5:13 Vitaliy Milentyev, president of the Alberta Ukraine Chamber of Commerce, said the situation is the most heated he has seen in the almost eight years since the fighting began. Kuleba praised the decision and rejected suggestions that the move could anger Putin and escalate the crisis further. He said it is having an impact on Ukraine's economy .S. "The aggression and this whole tension is slowing down economic growth in the country.' This is not how it works," he said. Investments are not flowing in, people are extremely careful about dealing with Ukraine," he said. "That in itself is damaging, just as much as this whole nervousness around the country on the military side." In March 2014, Russia annexed Ukraine's Crimean peninsula.S.

" WATCH | Edmonton woman asks Canada to 'do everything possible' to help Ukraine: Anxiety and apprehension Duration 6:37 Escalating tensions on the Ukraine-Russian frontier are being watched here at home.
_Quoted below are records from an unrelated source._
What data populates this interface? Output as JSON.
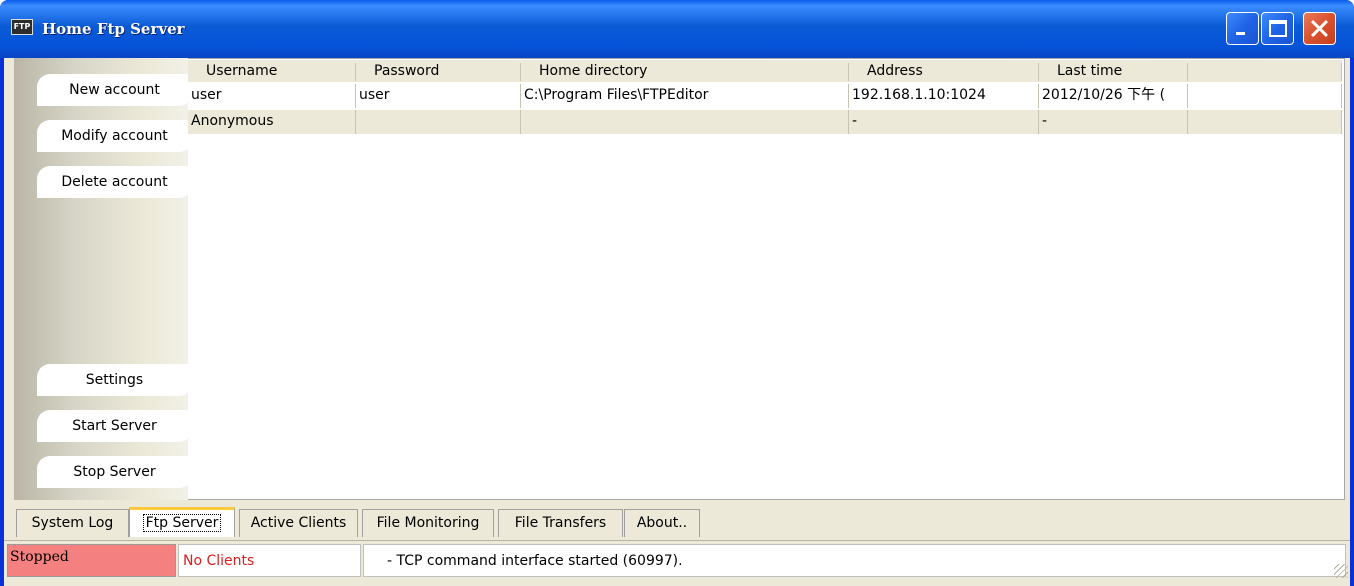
{
  "window": {
    "title": "Home Ftp Server",
    "icon_label": "FTP",
    "icon": "ftp-app-icon",
    "controls": [
      "minimize-icon",
      "maximize-icon",
      "close-icon"
    ]
  },
  "sidebar": {
    "new_account": "New account",
    "modify_account": "Modify account",
    "delete_account": "Delete account",
    "settings": "Settings",
    "start_server": "Start Server",
    "stop_server": "Stop Server"
  },
  "accounts": {
    "columns": [
      "Username",
      "Password",
      "Home directory",
      "Address",
      "Last time"
    ],
    "rows": [
      {
        "username": "user",
        "password": "user",
        "home": "C:\\Program Files\\FTPEditor",
        "address": "192.168.1.10:1024",
        "last_time": "2012/10/26 下午 ("
      },
      {
        "username": "Anonymous",
        "password": "",
        "home": "",
        "address": "-",
        "last_time": "-"
      }
    ]
  },
  "tabs": [
    "System Log",
    "Ftp Server",
    "Active Clients",
    "File Monitoring",
    "File Transfers",
    "About.."
  ],
  "active_tab": "Ftp Server",
  "status": {
    "server_state": "Stopped",
    "clients": "No Clients",
    "message": "- TCP command interface started (60997)."
  },
  "colors": {
    "titlebar": "#0553d9",
    "stopped_bg": "#f4807f",
    "clients_text": "#d82020",
    "active_tab_accent": "#ffc93c",
    "face": "#ece9d8"
  }
}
Yulianna Voloshyna in Edmonton has family in the Ukraine and she talks with Andrew Nichols of CBC News Network. "If he feels the slightest signs of weakness, it will only prompt him to further escalate and to resort to war. 6:37 'We want to bring awareness' Amid the tensions, there has been a growing movement calling for support from the Canadian government and other Canadians.S. In Winnipeg, about 50 people gathered in a churchyard on Sunday to show solidarity with Ukraine." RELATED IMAGES. The rally was organized by the Manitoba chapter of the UCC as part of the national organization's #StandWithUkraine campaign.

Among those rallying was Yevgeniya Tatarenko, whose mother lives in Novomykolaivka, in southeastern Ukraine.S. If the situation worsens, Tatarenko hasn't ruled out trying to bring her mother to Canada as a refugee. Tatarenko speaks at a rally for Ukraine in the churchyard of St. Mary the Protectress Ukrainian Orthodox Cathedral in Winnipeg on Sunday. As U. (Travis Golby/CBC) "We want to bring awareness around the world and we want to bring attention to the political power of Canada and those people that can make decisions on the global level," Tatarenko said.
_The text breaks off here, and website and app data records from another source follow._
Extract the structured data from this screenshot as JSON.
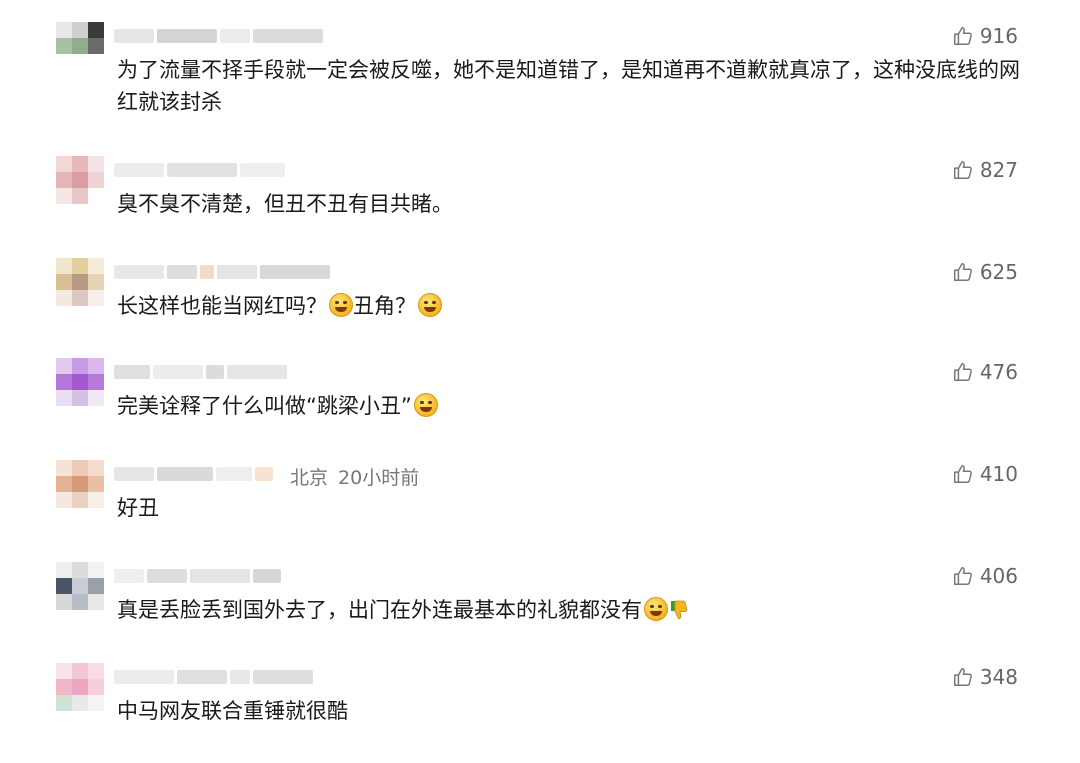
{
  "colors": {
    "text": "#1a1a1a",
    "meta": "#777777",
    "like": "#666666",
    "accent_emoji": "#f5b51e"
  },
  "comments": [
    {
      "location": "",
      "time": "",
      "likes": "916",
      "text": "为了流量不择手段就一定会被反噬，她不是知道错了，是知道再不道歉就真凉了，这种没底线的网红就该封杀",
      "emojis": []
    },
    {
      "location": "",
      "time": "",
      "likes": "827",
      "text": "臭不臭不清楚，但丑不丑有目共睹。",
      "emojis": []
    },
    {
      "location": "",
      "time": "",
      "likes": "625",
      "text_parts": [
        "长这样也能当网红吗？",
        "丑角？"
      ],
      "emojis": [
        "laugh-cry-emoji",
        "laugh-cry-emoji"
      ]
    },
    {
      "location": "",
      "time": "",
      "likes": "476",
      "text": "完美诠释了什么叫做“跳梁小丑”",
      "emojis": [
        "smile-emoji"
      ]
    },
    {
      "location": "北京",
      "time": "20小时前",
      "likes": "410",
      "text": "好丑",
      "emojis": []
    },
    {
      "location": "",
      "time": "",
      "likes": "406",
      "text": "真是丢脸丢到国外去了，出门在外连最基本的礼貌都没有",
      "emojis": [
        "grin-emoji",
        "thumbs-down-emoji"
      ]
    },
    {
      "location": "",
      "time": "",
      "likes": "348",
      "text": "中马网友联合重锤就很酷",
      "emojis": []
    }
  ]
}
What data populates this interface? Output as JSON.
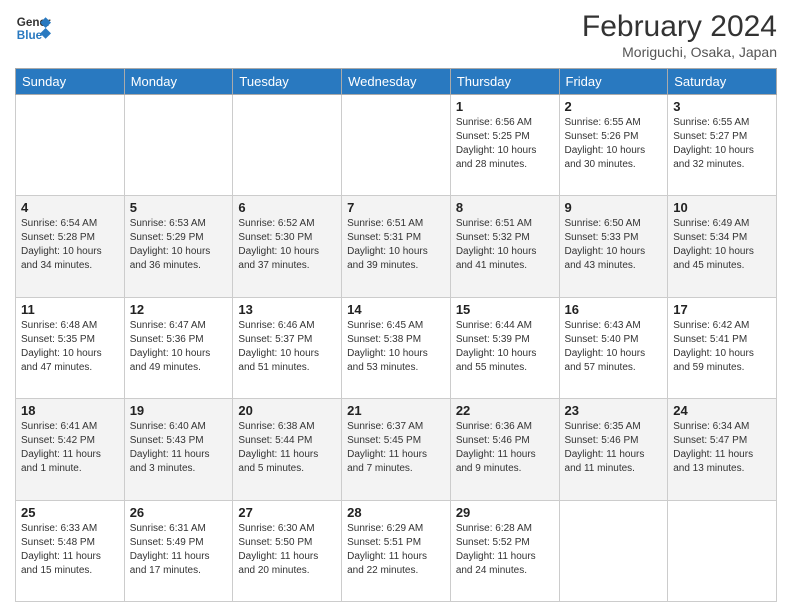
{
  "logo": {
    "line1": "General",
    "line2": "Blue"
  },
  "title": {
    "month_year": "February 2024",
    "location": "Moriguchi, Osaka, Japan"
  },
  "weekdays": [
    "Sunday",
    "Monday",
    "Tuesday",
    "Wednesday",
    "Thursday",
    "Friday",
    "Saturday"
  ],
  "weeks": [
    [
      {
        "day": "",
        "info": ""
      },
      {
        "day": "",
        "info": ""
      },
      {
        "day": "",
        "info": ""
      },
      {
        "day": "",
        "info": ""
      },
      {
        "day": "1",
        "info": "Sunrise: 6:56 AM\nSunset: 5:25 PM\nDaylight: 10 hours\nand 28 minutes."
      },
      {
        "day": "2",
        "info": "Sunrise: 6:55 AM\nSunset: 5:26 PM\nDaylight: 10 hours\nand 30 minutes."
      },
      {
        "day": "3",
        "info": "Sunrise: 6:55 AM\nSunset: 5:27 PM\nDaylight: 10 hours\nand 32 minutes."
      }
    ],
    [
      {
        "day": "4",
        "info": "Sunrise: 6:54 AM\nSunset: 5:28 PM\nDaylight: 10 hours\nand 34 minutes."
      },
      {
        "day": "5",
        "info": "Sunrise: 6:53 AM\nSunset: 5:29 PM\nDaylight: 10 hours\nand 36 minutes."
      },
      {
        "day": "6",
        "info": "Sunrise: 6:52 AM\nSunset: 5:30 PM\nDaylight: 10 hours\nand 37 minutes."
      },
      {
        "day": "7",
        "info": "Sunrise: 6:51 AM\nSunset: 5:31 PM\nDaylight: 10 hours\nand 39 minutes."
      },
      {
        "day": "8",
        "info": "Sunrise: 6:51 AM\nSunset: 5:32 PM\nDaylight: 10 hours\nand 41 minutes."
      },
      {
        "day": "9",
        "info": "Sunrise: 6:50 AM\nSunset: 5:33 PM\nDaylight: 10 hours\nand 43 minutes."
      },
      {
        "day": "10",
        "info": "Sunrise: 6:49 AM\nSunset: 5:34 PM\nDaylight: 10 hours\nand 45 minutes."
      }
    ],
    [
      {
        "day": "11",
        "info": "Sunrise: 6:48 AM\nSunset: 5:35 PM\nDaylight: 10 hours\nand 47 minutes."
      },
      {
        "day": "12",
        "info": "Sunrise: 6:47 AM\nSunset: 5:36 PM\nDaylight: 10 hours\nand 49 minutes."
      },
      {
        "day": "13",
        "info": "Sunrise: 6:46 AM\nSunset: 5:37 PM\nDaylight: 10 hours\nand 51 minutes."
      },
      {
        "day": "14",
        "info": "Sunrise: 6:45 AM\nSunset: 5:38 PM\nDaylight: 10 hours\nand 53 minutes."
      },
      {
        "day": "15",
        "info": "Sunrise: 6:44 AM\nSunset: 5:39 PM\nDaylight: 10 hours\nand 55 minutes."
      },
      {
        "day": "16",
        "info": "Sunrise: 6:43 AM\nSunset: 5:40 PM\nDaylight: 10 hours\nand 57 minutes."
      },
      {
        "day": "17",
        "info": "Sunrise: 6:42 AM\nSunset: 5:41 PM\nDaylight: 10 hours\nand 59 minutes."
      }
    ],
    [
      {
        "day": "18",
        "info": "Sunrise: 6:41 AM\nSunset: 5:42 PM\nDaylight: 11 hours\nand 1 minute."
      },
      {
        "day": "19",
        "info": "Sunrise: 6:40 AM\nSunset: 5:43 PM\nDaylight: 11 hours\nand 3 minutes."
      },
      {
        "day": "20",
        "info": "Sunrise: 6:38 AM\nSunset: 5:44 PM\nDaylight: 11 hours\nand 5 minutes."
      },
      {
        "day": "21",
        "info": "Sunrise: 6:37 AM\nSunset: 5:45 PM\nDaylight: 11 hours\nand 7 minutes."
      },
      {
        "day": "22",
        "info": "Sunrise: 6:36 AM\nSunset: 5:46 PM\nDaylight: 11 hours\nand 9 minutes."
      },
      {
        "day": "23",
        "info": "Sunrise: 6:35 AM\nSunset: 5:46 PM\nDaylight: 11 hours\nand 11 minutes."
      },
      {
        "day": "24",
        "info": "Sunrise: 6:34 AM\nSunset: 5:47 PM\nDaylight: 11 hours\nand 13 minutes."
      }
    ],
    [
      {
        "day": "25",
        "info": "Sunrise: 6:33 AM\nSunset: 5:48 PM\nDaylight: 11 hours\nand 15 minutes."
      },
      {
        "day": "26",
        "info": "Sunrise: 6:31 AM\nSunset: 5:49 PM\nDaylight: 11 hours\nand 17 minutes."
      },
      {
        "day": "27",
        "info": "Sunrise: 6:30 AM\nSunset: 5:50 PM\nDaylight: 11 hours\nand 20 minutes."
      },
      {
        "day": "28",
        "info": "Sunrise: 6:29 AM\nSunset: 5:51 PM\nDaylight: 11 hours\nand 22 minutes."
      },
      {
        "day": "29",
        "info": "Sunrise: 6:28 AM\nSunset: 5:52 PM\nDaylight: 11 hours\nand 24 minutes."
      },
      {
        "day": "",
        "info": ""
      },
      {
        "day": "",
        "info": ""
      }
    ]
  ]
}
Accelerating a NATO membership action plan for Ukraine is among a handful of moves the UCC is pushing the Canadian government to make. The UCC is also asking for increased sanctions on Russia; the cancellation of the ; military equipment and defensive weapons for Ukraine; and the extension and expansion of Canada's military training mission in Ukraine, known as Operation Unifier.S. LISTEN | A Canadian in Kyiv talks about prepping for wartime, and more on the crisis: 13:45 Ukrainian fears about Russian invasion threat Ukrainian MP Volodymyr Ariev discusses a potential Russian invasion of his country, a Canadian in Kyiv talks about prepping for wartime and the CBC’s Murray Brewster breaks down what might happen if Russia does invade again. 13:45 Ihor Michalchyshyn, the UCC's executive director and CEO, said in Ottawa on Monday that Canada needs to send a strong message to Putin. "We've seen the United Kingdom, the United States, NATO allies, G7 allies send defensive weapons to Ukraine that will help them defend themselves in the case of an invasion.S.
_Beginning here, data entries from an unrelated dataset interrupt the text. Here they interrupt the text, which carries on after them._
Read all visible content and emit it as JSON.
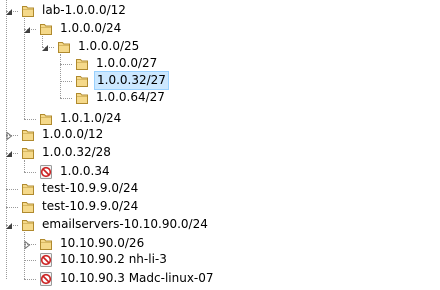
{
  "tree": {
    "nodes": [
      {
        "label": "lab-1.0.0.0/12",
        "depth": 0,
        "type": "folder",
        "expanded": true
      },
      {
        "label": "1.0.0.0/24",
        "depth": 1,
        "type": "folder",
        "expanded": true
      },
      {
        "label": "1.0.0.0/25",
        "depth": 2,
        "type": "folder",
        "expanded": true
      },
      {
        "label": "1.0.0.0/27",
        "depth": 3,
        "type": "folder"
      },
      {
        "label": "1.0.0.32/27",
        "depth": 3,
        "type": "folder",
        "selected": true
      },
      {
        "label": "1.0.0.64/27",
        "depth": 3,
        "type": "folder"
      },
      {
        "label": "1.0.1.0/24",
        "depth": 1,
        "type": "folder"
      },
      {
        "label": "1.0.0.0/12",
        "depth": 0,
        "type": "folder",
        "expanded": false
      },
      {
        "label": "1.0.0.32/28",
        "depth": 0,
        "type": "folder",
        "expanded": true
      },
      {
        "label": "1.0.0.34",
        "depth": 1,
        "type": "host"
      },
      {
        "label": "test-10.9.9.0/24",
        "depth": 0,
        "type": "folder"
      },
      {
        "label": "test-10.9.9.0/24",
        "depth": 0,
        "type": "folder"
      },
      {
        "label": "emailservers-10.10.90.0/24",
        "depth": 0,
        "type": "folder",
        "expanded": true
      },
      {
        "label": "10.10.90.0/26",
        "depth": 1,
        "type": "folder",
        "expanded": false
      },
      {
        "label": "10.10.90.2 nh-li-3",
        "depth": 1,
        "type": "host"
      },
      {
        "label": "10.10.90.3 Madc-linux-07",
        "depth": 1,
        "type": "host"
      }
    ]
  },
  "icons": {
    "folder": "folder-icon",
    "host": "blocked-host-icon",
    "expanded": "expanded-triangle-icon",
    "collapsed": "collapsed-triangle-icon"
  },
  "colors": {
    "selection_bg": "#cce8ff",
    "selection_border": "#99d1ff",
    "folder_fill": "#f5d98a",
    "folder_stroke": "#b08a2e",
    "blocked_red": "#cc2222",
    "tree_lines": "#9a9a9a"
  }
}
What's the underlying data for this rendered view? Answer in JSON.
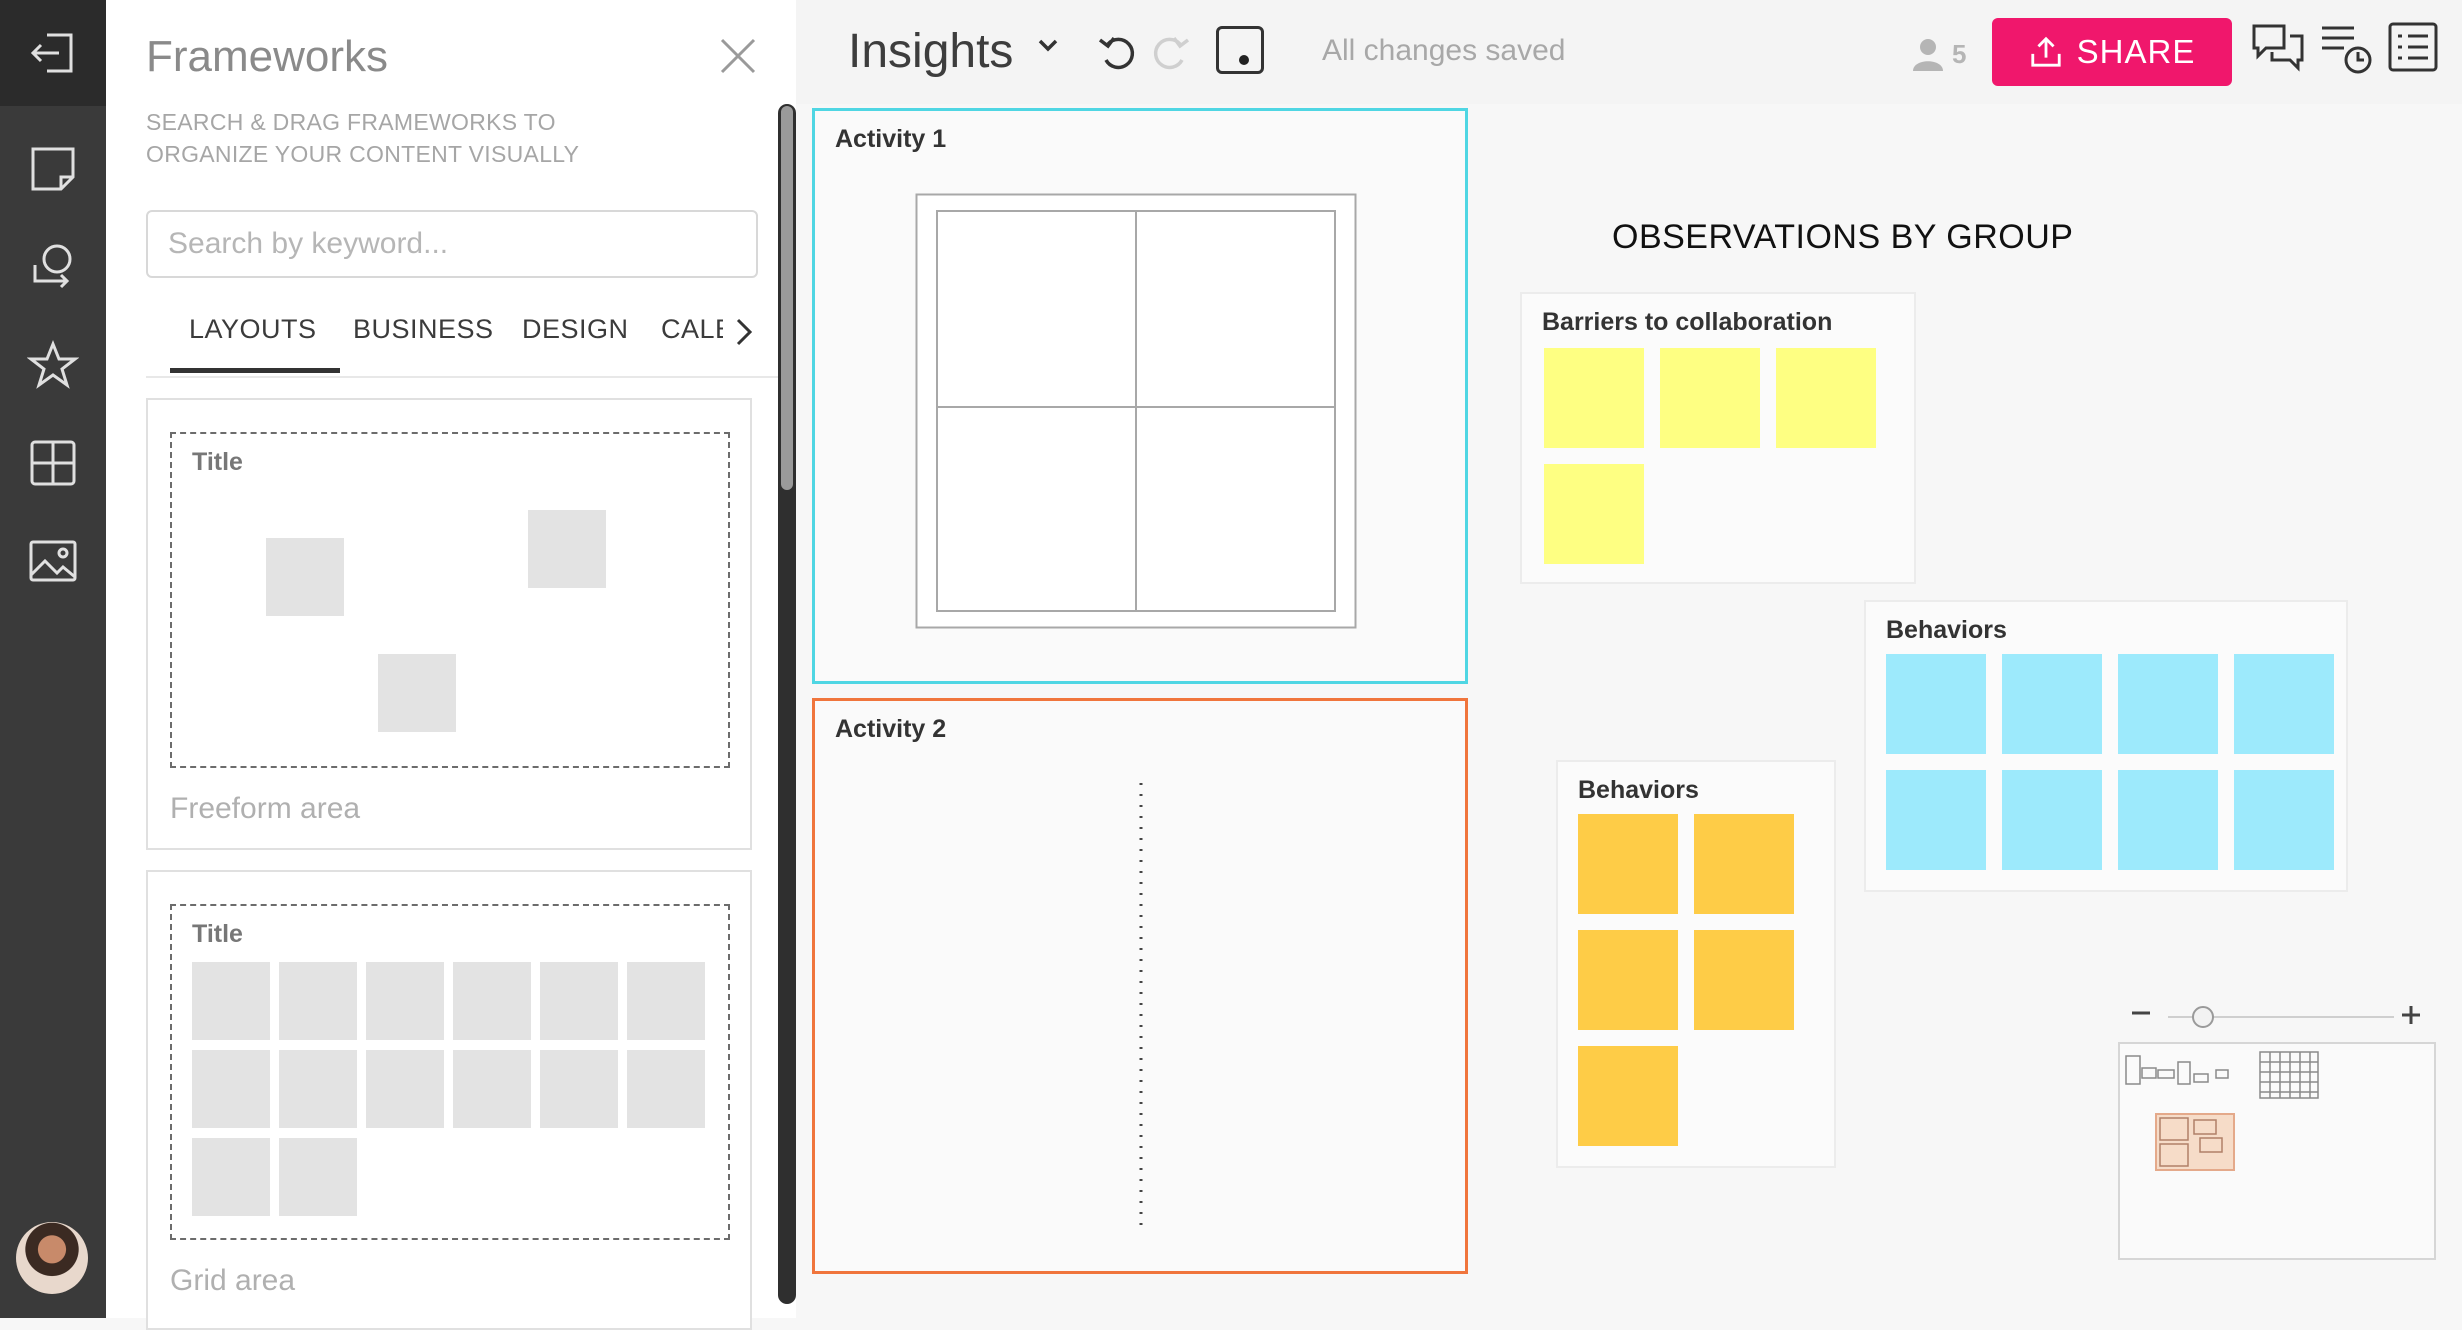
{
  "topbar": {
    "board_title": "Insights",
    "status": "All changes saved",
    "users_count": "5",
    "share_label": "SHARE"
  },
  "panel": {
    "title": "Frameworks",
    "subtitle_line1": "SEARCH & DRAG FRAMEWORKS TO",
    "subtitle_line2": "ORGANIZE YOUR CONTENT VISUALLY",
    "search_placeholder": "Search by keyword...",
    "tabs": [
      "LAYOUTS",
      "BUSINESS",
      "DESIGN",
      "CALENDAR"
    ],
    "active_tab": "LAYOUTS",
    "cards": [
      {
        "inner_title": "Title",
        "label": "Freeform area"
      },
      {
        "inner_title": "Title",
        "label": "Grid area"
      }
    ]
  },
  "canvas": {
    "activity1": "Activity 1",
    "activity2": "Activity 2",
    "observations_title": "OBSERVATIONS BY GROUP",
    "groups": [
      {
        "title": "Barriers to collaboration",
        "note_color": "#feff82",
        "notes": 4
      },
      {
        "title": "Behaviors",
        "note_color": "#9deafc",
        "notes": 8
      },
      {
        "title": "Behaviors",
        "note_color": "#fecc47",
        "notes": 5
      }
    ],
    "frame_colors": {
      "activity1": "#4fd6e3",
      "activity2": "#f0753c"
    }
  },
  "rail": {
    "icons": [
      "exit-icon",
      "sticky-note-icon",
      "search-shape-icon",
      "star-icon",
      "grid-icon",
      "image-icon"
    ]
  },
  "colors": {
    "accent": "#f0176c"
  }
}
And we think very strongly that Canada needs to join that list very quickly," he said. Last week, Global Affairs Canada announced the government has offered Ukraine "to support the country's economic resilience and governance reforms." Foreign Affairs Minister Mélanie Joly also said Canada will on Russian officials if the country takes further military action to compromise Ukrainian sovereignty. Our Morning Update and Evening Update newsletters are written by Globe editors, giving you a concise summary of the day’s most important headlines. With files from The Associated Press .